| Instructions to follow |
How many lines of the data contain "heart"? Reply with the number alone.

[[ Provided entries open ]]

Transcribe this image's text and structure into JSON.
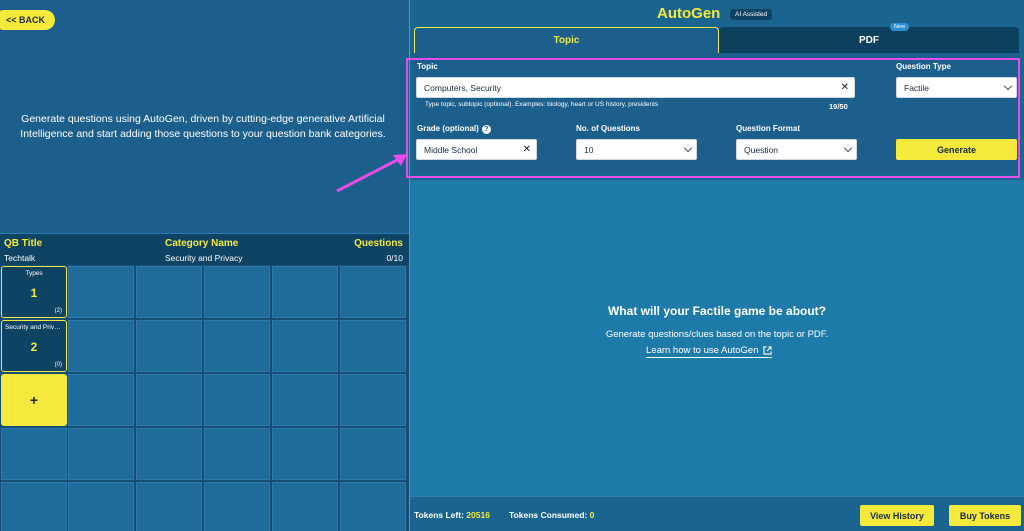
{
  "left": {
    "back_label": "<< BACK",
    "intro_text": "Generate questions using AutoGen, driven by cutting-edge generative Artificial Intelligence and start adding those questions to your question bank categories.",
    "table": {
      "headers": {
        "qb_title": "QB Title",
        "category_name": "Category Name",
        "questions": "Questions"
      },
      "row": {
        "qb_title": "Techtalk",
        "category_name": "Security and Privacy",
        "questions": "0/10"
      }
    },
    "categories": [
      {
        "title": "Types",
        "number": "1",
        "count": "(2)"
      },
      {
        "title": "Security and Priva...",
        "number": "2",
        "count": "(0)"
      }
    ],
    "add_label": "+"
  },
  "right": {
    "app_title": "AutoGen",
    "ai_badge": "AI Assisted",
    "tabs": [
      {
        "label": "Topic"
      },
      {
        "label": "PDF"
      }
    ],
    "pdf_badge": "New",
    "form": {
      "topic_label": "Topic",
      "topic_value": "Computers, Security",
      "topic_hint": "Type topic, subtopic (optional). Examples: biology, heart or US history, presidents",
      "topic_counter": "19/50",
      "question_type_label": "Question Type",
      "question_type_value": "Factile",
      "grade_label": "Grade (optional)",
      "grade_value": "Middle School",
      "num_questions_label": "No. of Questions",
      "num_questions_value": "10",
      "question_format_label": "Question Format",
      "question_format_value": "Question",
      "generate_label": "Generate",
      "clear_glyph": "✕",
      "info_glyph": "?"
    },
    "empty_state": {
      "title": "What will your Factile game be about?",
      "subtitle": "Generate questions/clues based on the topic or PDF.",
      "link": "Learn how to use AutoGen"
    },
    "footer": {
      "tokens_left_label": "Tokens Left:",
      "tokens_left_value": "20516",
      "tokens_consumed_label": "Tokens Consumed:",
      "tokens_consumed_value": "0",
      "view_history_label": "View History",
      "buy_tokens_label": "Buy Tokens"
    }
  },
  "colors": {
    "accent": "#f5e93c",
    "highlight": "#e84be8",
    "panel": "#1c5f8c"
  }
}
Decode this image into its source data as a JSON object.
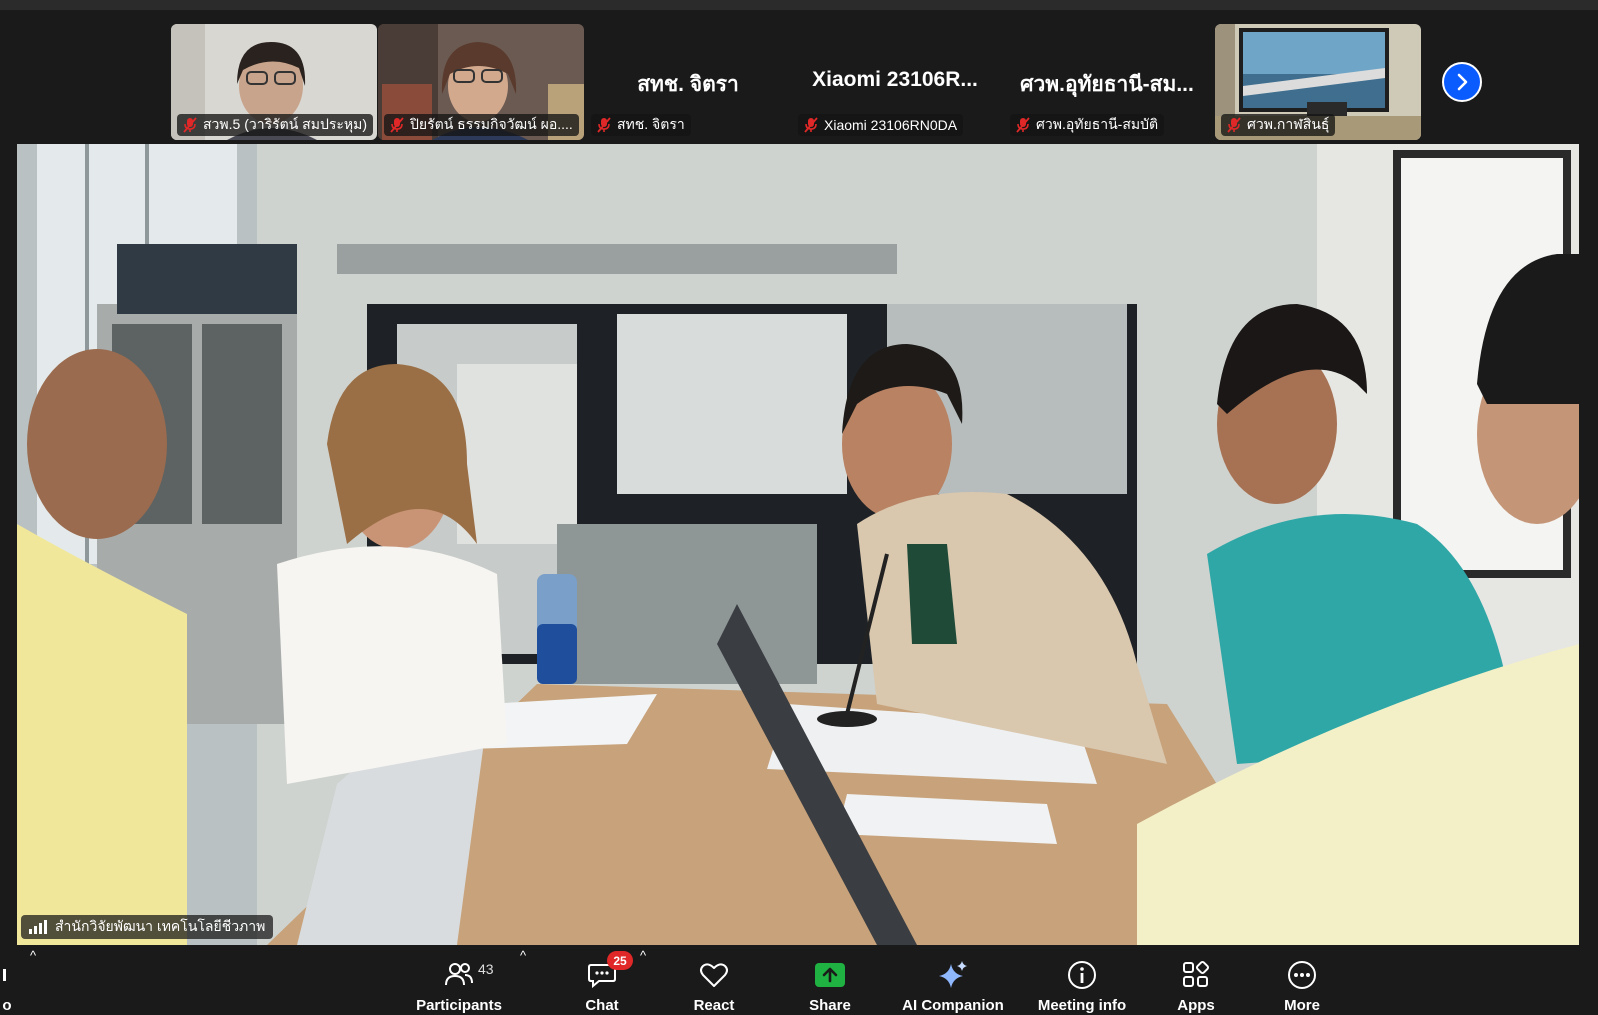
{
  "participants_strip": {
    "tiles": [
      {
        "name": "สวพ.5 (วาริรัตน์ สมประหุม)",
        "has_video": true
      },
      {
        "name": "ปิยรัตน์ ธรรมกิจวัฒน์ ผอ....",
        "has_video": true
      },
      {
        "name": "สทช. จิตรา",
        "display_name": "สทช. จิตรา",
        "has_video": false
      },
      {
        "name": "Xiaomi 23106RN0DA",
        "display_name": "Xiaomi 23106R...",
        "has_video": false
      },
      {
        "name": "ศวพ.อุทัยธานี-สมบัติ",
        "display_name": "ศวพ.อุทัยธานี-สม...",
        "has_video": false
      },
      {
        "name": "ศวพ.กาฬสินธุ์",
        "has_video": true
      }
    ]
  },
  "main_video": {
    "speaker_label": "สำนักวิจัยพัฒนา เทคโนโลยีชีวภาพ"
  },
  "toolbar": {
    "participants_label": "Participants",
    "participants_count": "43",
    "chat_label": "Chat",
    "chat_badge": "25",
    "react_label": "React",
    "share_label": "Share",
    "ai_label": "AI Companion",
    "info_label": "Meeting info",
    "apps_label": "Apps",
    "more_label": "More",
    "left_cut_label": "o"
  },
  "colors": {
    "share_green": "#1fb141",
    "accent_blue": "#0b5cff",
    "badge_red": "#e02828",
    "mic_muted_red": "#e02828"
  }
}
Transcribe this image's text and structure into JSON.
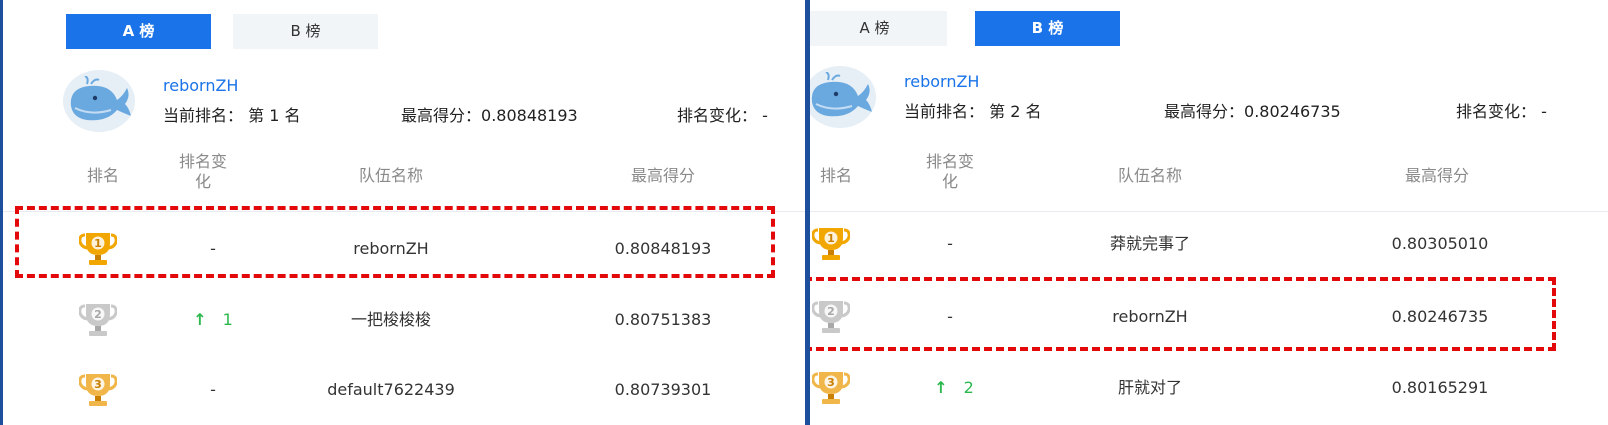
{
  "left": {
    "tabs": [
      {
        "label": "A 榜",
        "active": true
      },
      {
        "label": "B 榜",
        "active": false
      }
    ],
    "user": {
      "name": "rebornZH",
      "rank_label": "当前排名：",
      "rank_value": "第 1 名",
      "best_label": "最高得分：",
      "best_value": "0.80848193",
      "change_label": "排名变化：",
      "change_value": "-"
    },
    "headers": {
      "rank": "排名",
      "change_line1": "排名变",
      "change_line2": "化",
      "team": "队伍名称",
      "score": "最高得分"
    },
    "rows": [
      {
        "medal": "gold",
        "medal_number": "1",
        "change_arrow": "",
        "change": "-",
        "team": "rebornZH",
        "score": "0.80848193"
      },
      {
        "medal": "silver",
        "medal_number": "2",
        "change_arrow": "↑",
        "change": "1",
        "team": "一把梭梭梭",
        "score": "0.80751383"
      },
      {
        "medal": "bronze",
        "medal_number": "3",
        "change_arrow": "",
        "change": "-",
        "team": "default7622439",
        "score": "0.80739301"
      }
    ]
  },
  "right": {
    "tabs": [
      {
        "label": "A 榜",
        "active": false
      },
      {
        "label": "B 榜",
        "active": true
      }
    ],
    "user": {
      "name": "rebornZH",
      "rank_label": "当前排名：",
      "rank_value": "第 2 名",
      "best_label": "最高得分：",
      "best_value": "0.80246735",
      "change_label": "排名变化：",
      "change_value": "-"
    },
    "headers": {
      "rank": "排名",
      "change_line1": "排名变",
      "change_line2": "化",
      "team": "队伍名称",
      "score": "最高得分"
    },
    "rows": [
      {
        "medal": "gold",
        "medal_number": "1",
        "change_arrow": "",
        "change": "-",
        "team": "莽就完事了",
        "score": "0.80305010"
      },
      {
        "medal": "silver",
        "medal_number": "2",
        "change_arrow": "",
        "change": "-",
        "team": "rebornZH",
        "score": "0.80246735"
      },
      {
        "medal": "bronze",
        "medal_number": "3",
        "change_arrow": "↑",
        "change": "2",
        "team": "肝就对了",
        "score": "0.80165291"
      }
    ]
  },
  "colors": {
    "accent": "#1a73e8",
    "highlight": "#e3090b",
    "rank_up": "#2db84d",
    "gold": "#f2a600",
    "silver": "#c9c9c9",
    "bronze": "#f0b64a"
  },
  "icons": {
    "avatar": "whale-icon",
    "medal": "trophy-icon",
    "rank_up": "arrow-up-icon"
  }
}
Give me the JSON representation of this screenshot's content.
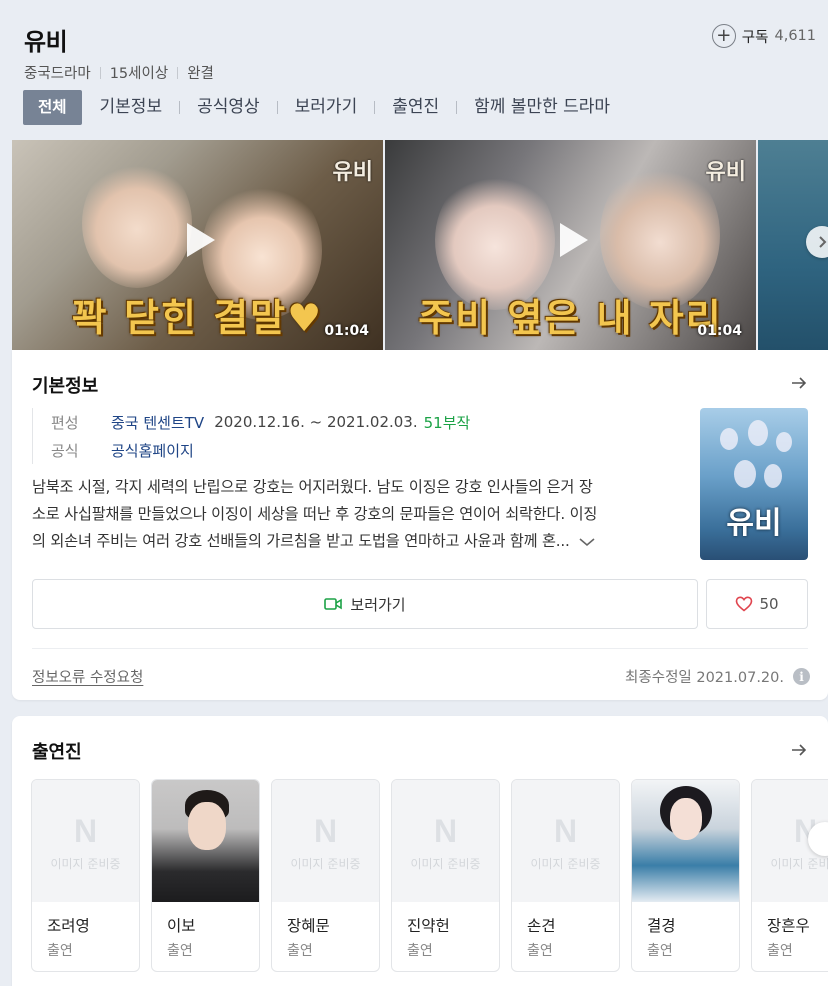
{
  "header": {
    "title": "유비",
    "meta": [
      "중국드라마",
      "15세이상",
      "완결"
    ],
    "subscribe_label": "구독",
    "subscribe_count": "4,611"
  },
  "tabs": [
    {
      "label": "전체",
      "active": true
    },
    {
      "label": "기본정보"
    },
    {
      "label": "공식영상"
    },
    {
      "label": "보러가기"
    },
    {
      "label": "출연진"
    },
    {
      "label": "함께 볼만한 드라마"
    }
  ],
  "videos": [
    {
      "caption": "꽉 닫힌 결말♥",
      "duration": "01:04",
      "logo": "유비"
    },
    {
      "caption": "주비 옆은 내 자리",
      "duration": "01:04",
      "logo": "유비"
    }
  ],
  "basic_info": {
    "heading": "기본정보",
    "broadcast_label": "편성",
    "broadcaster": "중국 텐센트TV",
    "dates": "2020.12.16. ~ 2021.02.03.",
    "episodes": "51부작",
    "official_label": "공식",
    "official_link": "공식홈페이지",
    "synopsis_lines": [
      "남북조 시절, 각지 세력의 난립으로 강호는 어지러웠다. 남도 이징은 강호 인사들의 은거 장",
      "소로 사십팔채를 만들었으나 이징이 세상을 떠난 후 강호의 문파들은 연이어 쇠락한다. 이징",
      "의 외손녀 주비는 여러 강호 선배들의 가르침을 받고 도법을 연마하고 사윤과 함께 혼..."
    ],
    "poster_title": "유비",
    "watch_label": "보러가기",
    "like_count": "50",
    "report_label": "정보오류 수정요청",
    "updated": "최종수정일 2021.07.20."
  },
  "cast": {
    "heading": "출연진",
    "placeholder_text": "이미지 준비중",
    "people": [
      {
        "name": "조려영",
        "role": "출연",
        "photo": "none"
      },
      {
        "name": "이보",
        "role": "출연",
        "photo": "male"
      },
      {
        "name": "장혜문",
        "role": "출연",
        "photo": "none"
      },
      {
        "name": "진약헌",
        "role": "출연",
        "photo": "none"
      },
      {
        "name": "손견",
        "role": "출연",
        "photo": "none"
      },
      {
        "name": "결경",
        "role": "출연",
        "photo": "female"
      },
      {
        "name": "장흔우",
        "role": "출연",
        "photo": "none"
      }
    ]
  },
  "colors": {
    "accent_green": "#1ba246",
    "link_blue": "#1f4586",
    "tab_active_bg": "#778395",
    "heart": "#e0454f"
  }
}
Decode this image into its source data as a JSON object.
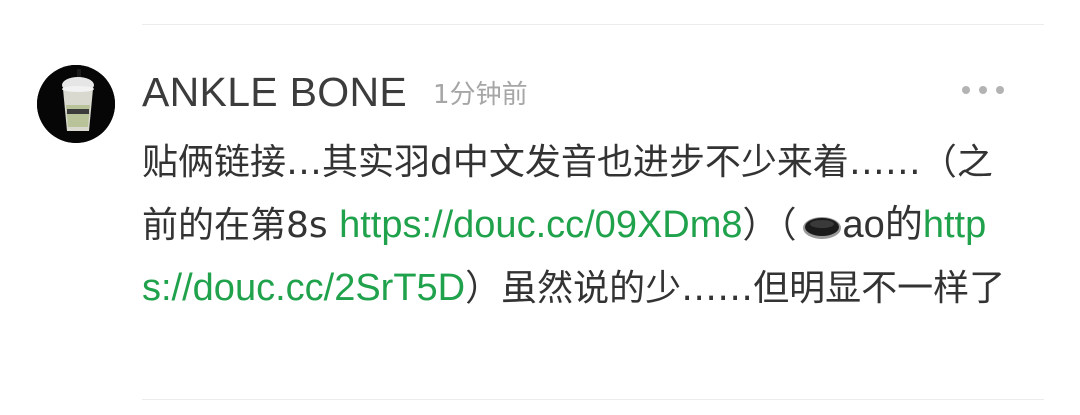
{
  "comment": {
    "username": "ANKLE BONE",
    "time": "1分钟前",
    "more_icon": "ellipsis-icon",
    "text_1": "贴俩链接…其实羽d中文发音也进步不少来着……",
    "text_2": "（之前的在第8s ",
    "link_1": "https://douc.cc/09XDm8",
    "text_3": "）（",
    "emoji": "hole-emoji-icon",
    "text_4": "ao的",
    "link_2": "https://douc.cc/2SrT5D",
    "text_5": "）虽然说的少……但明显不一样了"
  },
  "colors": {
    "link": "#1fa24b",
    "text": "#333333",
    "time": "#a6a6a6",
    "divider": "#ececec"
  }
}
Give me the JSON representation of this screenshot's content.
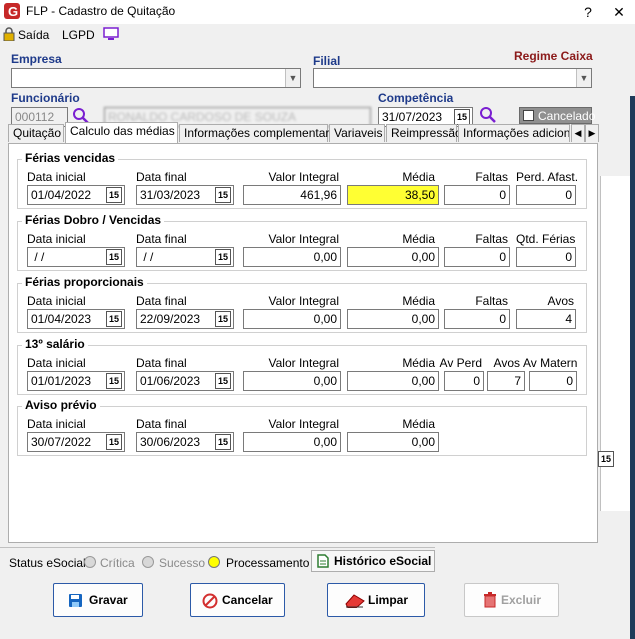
{
  "window": {
    "title": "FLP - Cadastro de Quitação",
    "help": "?",
    "close": "✕"
  },
  "menu": {
    "saida": "Saída",
    "lgpd": "LGPD"
  },
  "header": {
    "empresa_label": "Empresa",
    "filial_label": "Filial",
    "regime_label": "Regime Caixa",
    "funcionario_label": "Funcionário",
    "funcionario_code": "000112",
    "funcionario_name": "RONALDO CARDOSO DE SOUZA",
    "competencia_label": "Competência",
    "competencia_value": "31/07/2023",
    "cancelado_label": "Cancelado"
  },
  "tabs": [
    "Quitação",
    "Calculo das médias",
    "Informações complementares",
    "Variaveis",
    "Reimpressão",
    "Informações adicionais"
  ],
  "labels": {
    "data_inicial": "Data inicial",
    "data_final": "Data final",
    "valor_integral": "Valor Integral",
    "media": "Média",
    "faltas": "Faltas",
    "perd_afast": "Perd. Afast.",
    "qtd_ferias": "Qtd. Férias",
    "avos": "Avos",
    "av_perd": "Av Perd",
    "av_matern": "Av Matern"
  },
  "ferias_vencidas": {
    "title": "Férias vencidas",
    "data_inicial": "01/04/2022",
    "data_final": "31/03/2023",
    "valor_integral": "461,96",
    "media": "38,50",
    "faltas": "0",
    "perd_afast": "0"
  },
  "ferias_dobro": {
    "title": "Férias Dobro / Vencidas",
    "data_inicial": " / /",
    "data_final": " / /",
    "valor_integral": "0,00",
    "media": "0,00",
    "faltas": "0",
    "qtd_ferias": "0"
  },
  "ferias_prop": {
    "title": "Férias proporcionais",
    "data_inicial": "01/04/2023",
    "data_final": "22/09/2023",
    "valor_integral": "0,00",
    "media": "0,00",
    "faltas": "0",
    "avos": "4"
  },
  "decimo": {
    "title": "13º salário",
    "data_inicial": "01/01/2023",
    "data_final": "01/06/2023",
    "valor_integral": "0,00",
    "media": "0,00",
    "av_perd": "0",
    "avos": "7",
    "av_matern": "0"
  },
  "aviso": {
    "title": "Aviso prévio",
    "data_inicial": "30/07/2022",
    "data_final": "30/06/2023",
    "valor_integral": "0,00",
    "media": "0,00"
  },
  "status": {
    "label": "Status eSocial:",
    "critica": "Crítica",
    "sucesso": "Sucesso",
    "processamento": "Processamento",
    "historico": "Histórico eSocial"
  },
  "buttons": {
    "gravar": "Gravar",
    "cancelar": "Cancelar",
    "limpar": "Limpar",
    "excluir": "Excluir"
  },
  "calendar_glyph": "15",
  "colors": {
    "highlight": "#ffff33",
    "accent_blue": "#1e3a8a",
    "regime_red": "#8b1a1a",
    "search_purple": "#7a1fd1"
  }
}
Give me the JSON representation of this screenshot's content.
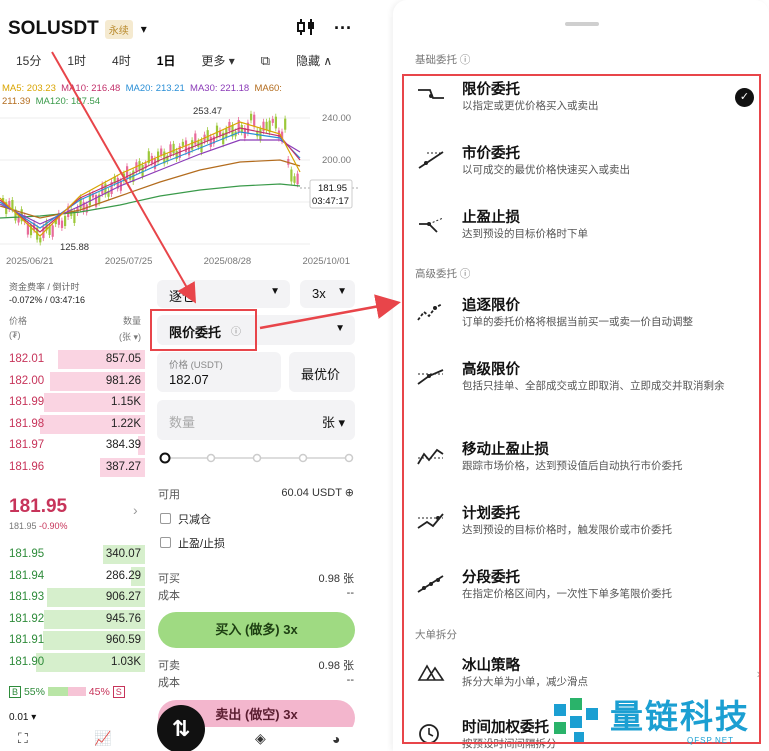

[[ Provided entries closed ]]

| Task answer |
2